→ What is required
No pictures are to be included when the entries below are reproduced exactly.

→ Records supplied
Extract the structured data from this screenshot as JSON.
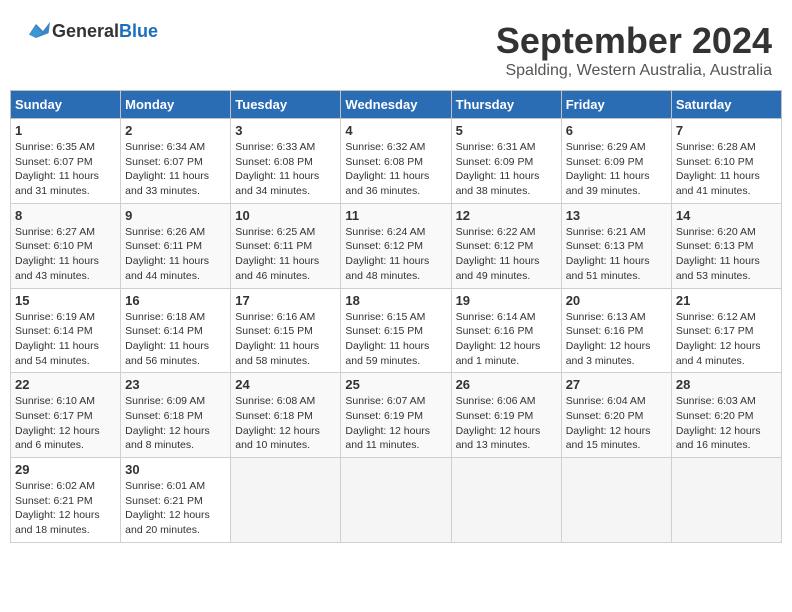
{
  "header": {
    "logo_general": "General",
    "logo_blue": "Blue",
    "month_title": "September 2024",
    "location": "Spalding, Western Australia, Australia"
  },
  "days_of_week": [
    "Sunday",
    "Monday",
    "Tuesday",
    "Wednesday",
    "Thursday",
    "Friday",
    "Saturday"
  ],
  "weeks": [
    [
      {
        "day": "1",
        "sunrise": "6:35 AM",
        "sunset": "6:07 PM",
        "daylight": "11 hours and 31 minutes."
      },
      {
        "day": "2",
        "sunrise": "6:34 AM",
        "sunset": "6:07 PM",
        "daylight": "11 hours and 33 minutes."
      },
      {
        "day": "3",
        "sunrise": "6:33 AM",
        "sunset": "6:08 PM",
        "daylight": "11 hours and 34 minutes."
      },
      {
        "day": "4",
        "sunrise": "6:32 AM",
        "sunset": "6:08 PM",
        "daylight": "11 hours and 36 minutes."
      },
      {
        "day": "5",
        "sunrise": "6:31 AM",
        "sunset": "6:09 PM",
        "daylight": "11 hours and 38 minutes."
      },
      {
        "day": "6",
        "sunrise": "6:29 AM",
        "sunset": "6:09 PM",
        "daylight": "11 hours and 39 minutes."
      },
      {
        "day": "7",
        "sunrise": "6:28 AM",
        "sunset": "6:10 PM",
        "daylight": "11 hours and 41 minutes."
      }
    ],
    [
      {
        "day": "8",
        "sunrise": "6:27 AM",
        "sunset": "6:10 PM",
        "daylight": "11 hours and 43 minutes."
      },
      {
        "day": "9",
        "sunrise": "6:26 AM",
        "sunset": "6:11 PM",
        "daylight": "11 hours and 44 minutes."
      },
      {
        "day": "10",
        "sunrise": "6:25 AM",
        "sunset": "6:11 PM",
        "daylight": "11 hours and 46 minutes."
      },
      {
        "day": "11",
        "sunrise": "6:24 AM",
        "sunset": "6:12 PM",
        "daylight": "11 hours and 48 minutes."
      },
      {
        "day": "12",
        "sunrise": "6:22 AM",
        "sunset": "6:12 PM",
        "daylight": "11 hours and 49 minutes."
      },
      {
        "day": "13",
        "sunrise": "6:21 AM",
        "sunset": "6:13 PM",
        "daylight": "11 hours and 51 minutes."
      },
      {
        "day": "14",
        "sunrise": "6:20 AM",
        "sunset": "6:13 PM",
        "daylight": "11 hours and 53 minutes."
      }
    ],
    [
      {
        "day": "15",
        "sunrise": "6:19 AM",
        "sunset": "6:14 PM",
        "daylight": "11 hours and 54 minutes."
      },
      {
        "day": "16",
        "sunrise": "6:18 AM",
        "sunset": "6:14 PM",
        "daylight": "11 hours and 56 minutes."
      },
      {
        "day": "17",
        "sunrise": "6:16 AM",
        "sunset": "6:15 PM",
        "daylight": "11 hours and 58 minutes."
      },
      {
        "day": "18",
        "sunrise": "6:15 AM",
        "sunset": "6:15 PM",
        "daylight": "11 hours and 59 minutes."
      },
      {
        "day": "19",
        "sunrise": "6:14 AM",
        "sunset": "6:16 PM",
        "daylight": "12 hours and 1 minute."
      },
      {
        "day": "20",
        "sunrise": "6:13 AM",
        "sunset": "6:16 PM",
        "daylight": "12 hours and 3 minutes."
      },
      {
        "day": "21",
        "sunrise": "6:12 AM",
        "sunset": "6:17 PM",
        "daylight": "12 hours and 4 minutes."
      }
    ],
    [
      {
        "day": "22",
        "sunrise": "6:10 AM",
        "sunset": "6:17 PM",
        "daylight": "12 hours and 6 minutes."
      },
      {
        "day": "23",
        "sunrise": "6:09 AM",
        "sunset": "6:18 PM",
        "daylight": "12 hours and 8 minutes."
      },
      {
        "day": "24",
        "sunrise": "6:08 AM",
        "sunset": "6:18 PM",
        "daylight": "12 hours and 10 minutes."
      },
      {
        "day": "25",
        "sunrise": "6:07 AM",
        "sunset": "6:19 PM",
        "daylight": "12 hours and 11 minutes."
      },
      {
        "day": "26",
        "sunrise": "6:06 AM",
        "sunset": "6:19 PM",
        "daylight": "12 hours and 13 minutes."
      },
      {
        "day": "27",
        "sunrise": "6:04 AM",
        "sunset": "6:20 PM",
        "daylight": "12 hours and 15 minutes."
      },
      {
        "day": "28",
        "sunrise": "6:03 AM",
        "sunset": "6:20 PM",
        "daylight": "12 hours and 16 minutes."
      }
    ],
    [
      {
        "day": "29",
        "sunrise": "6:02 AM",
        "sunset": "6:21 PM",
        "daylight": "12 hours and 18 minutes."
      },
      {
        "day": "30",
        "sunrise": "6:01 AM",
        "sunset": "6:21 PM",
        "daylight": "12 hours and 20 minutes."
      },
      null,
      null,
      null,
      null,
      null
    ]
  ],
  "labels": {
    "sunrise": "Sunrise: ",
    "sunset": "Sunset: ",
    "daylight": "Daylight: "
  }
}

→ Exercise output
Extract the structured data from this screenshot as JSON.
{
  "header": {
    "logo_general": "General",
    "logo_blue": "Blue",
    "month_title": "September 2024",
    "location": "Spalding, Western Australia, Australia"
  },
  "days_of_week": [
    "Sunday",
    "Monday",
    "Tuesday",
    "Wednesday",
    "Thursday",
    "Friday",
    "Saturday"
  ],
  "weeks": [
    [
      {
        "day": "1",
        "sunrise": "6:35 AM",
        "sunset": "6:07 PM",
        "daylight": "11 hours and 31 minutes."
      },
      {
        "day": "2",
        "sunrise": "6:34 AM",
        "sunset": "6:07 PM",
        "daylight": "11 hours and 33 minutes."
      },
      {
        "day": "3",
        "sunrise": "6:33 AM",
        "sunset": "6:08 PM",
        "daylight": "11 hours and 34 minutes."
      },
      {
        "day": "4",
        "sunrise": "6:32 AM",
        "sunset": "6:08 PM",
        "daylight": "11 hours and 36 minutes."
      },
      {
        "day": "5",
        "sunrise": "6:31 AM",
        "sunset": "6:09 PM",
        "daylight": "11 hours and 38 minutes."
      },
      {
        "day": "6",
        "sunrise": "6:29 AM",
        "sunset": "6:09 PM",
        "daylight": "11 hours and 39 minutes."
      },
      {
        "day": "7",
        "sunrise": "6:28 AM",
        "sunset": "6:10 PM",
        "daylight": "11 hours and 41 minutes."
      }
    ],
    [
      {
        "day": "8",
        "sunrise": "6:27 AM",
        "sunset": "6:10 PM",
        "daylight": "11 hours and 43 minutes."
      },
      {
        "day": "9",
        "sunrise": "6:26 AM",
        "sunset": "6:11 PM",
        "daylight": "11 hours and 44 minutes."
      },
      {
        "day": "10",
        "sunrise": "6:25 AM",
        "sunset": "6:11 PM",
        "daylight": "11 hours and 46 minutes."
      },
      {
        "day": "11",
        "sunrise": "6:24 AM",
        "sunset": "6:12 PM",
        "daylight": "11 hours and 48 minutes."
      },
      {
        "day": "12",
        "sunrise": "6:22 AM",
        "sunset": "6:12 PM",
        "daylight": "11 hours and 49 minutes."
      },
      {
        "day": "13",
        "sunrise": "6:21 AM",
        "sunset": "6:13 PM",
        "daylight": "11 hours and 51 minutes."
      },
      {
        "day": "14",
        "sunrise": "6:20 AM",
        "sunset": "6:13 PM",
        "daylight": "11 hours and 53 minutes."
      }
    ],
    [
      {
        "day": "15",
        "sunrise": "6:19 AM",
        "sunset": "6:14 PM",
        "daylight": "11 hours and 54 minutes."
      },
      {
        "day": "16",
        "sunrise": "6:18 AM",
        "sunset": "6:14 PM",
        "daylight": "11 hours and 56 minutes."
      },
      {
        "day": "17",
        "sunrise": "6:16 AM",
        "sunset": "6:15 PM",
        "daylight": "11 hours and 58 minutes."
      },
      {
        "day": "18",
        "sunrise": "6:15 AM",
        "sunset": "6:15 PM",
        "daylight": "11 hours and 59 minutes."
      },
      {
        "day": "19",
        "sunrise": "6:14 AM",
        "sunset": "6:16 PM",
        "daylight": "12 hours and 1 minute."
      },
      {
        "day": "20",
        "sunrise": "6:13 AM",
        "sunset": "6:16 PM",
        "daylight": "12 hours and 3 minutes."
      },
      {
        "day": "21",
        "sunrise": "6:12 AM",
        "sunset": "6:17 PM",
        "daylight": "12 hours and 4 minutes."
      }
    ],
    [
      {
        "day": "22",
        "sunrise": "6:10 AM",
        "sunset": "6:17 PM",
        "daylight": "12 hours and 6 minutes."
      },
      {
        "day": "23",
        "sunrise": "6:09 AM",
        "sunset": "6:18 PM",
        "daylight": "12 hours and 8 minutes."
      },
      {
        "day": "24",
        "sunrise": "6:08 AM",
        "sunset": "6:18 PM",
        "daylight": "12 hours and 10 minutes."
      },
      {
        "day": "25",
        "sunrise": "6:07 AM",
        "sunset": "6:19 PM",
        "daylight": "12 hours and 11 minutes."
      },
      {
        "day": "26",
        "sunrise": "6:06 AM",
        "sunset": "6:19 PM",
        "daylight": "12 hours and 13 minutes."
      },
      {
        "day": "27",
        "sunrise": "6:04 AM",
        "sunset": "6:20 PM",
        "daylight": "12 hours and 15 minutes."
      },
      {
        "day": "28",
        "sunrise": "6:03 AM",
        "sunset": "6:20 PM",
        "daylight": "12 hours and 16 minutes."
      }
    ],
    [
      {
        "day": "29",
        "sunrise": "6:02 AM",
        "sunset": "6:21 PM",
        "daylight": "12 hours and 18 minutes."
      },
      {
        "day": "30",
        "sunrise": "6:01 AM",
        "sunset": "6:21 PM",
        "daylight": "12 hours and 20 minutes."
      },
      null,
      null,
      null,
      null,
      null
    ]
  ],
  "labels": {
    "sunrise": "Sunrise: ",
    "sunset": "Sunset: ",
    "daylight": "Daylight: "
  }
}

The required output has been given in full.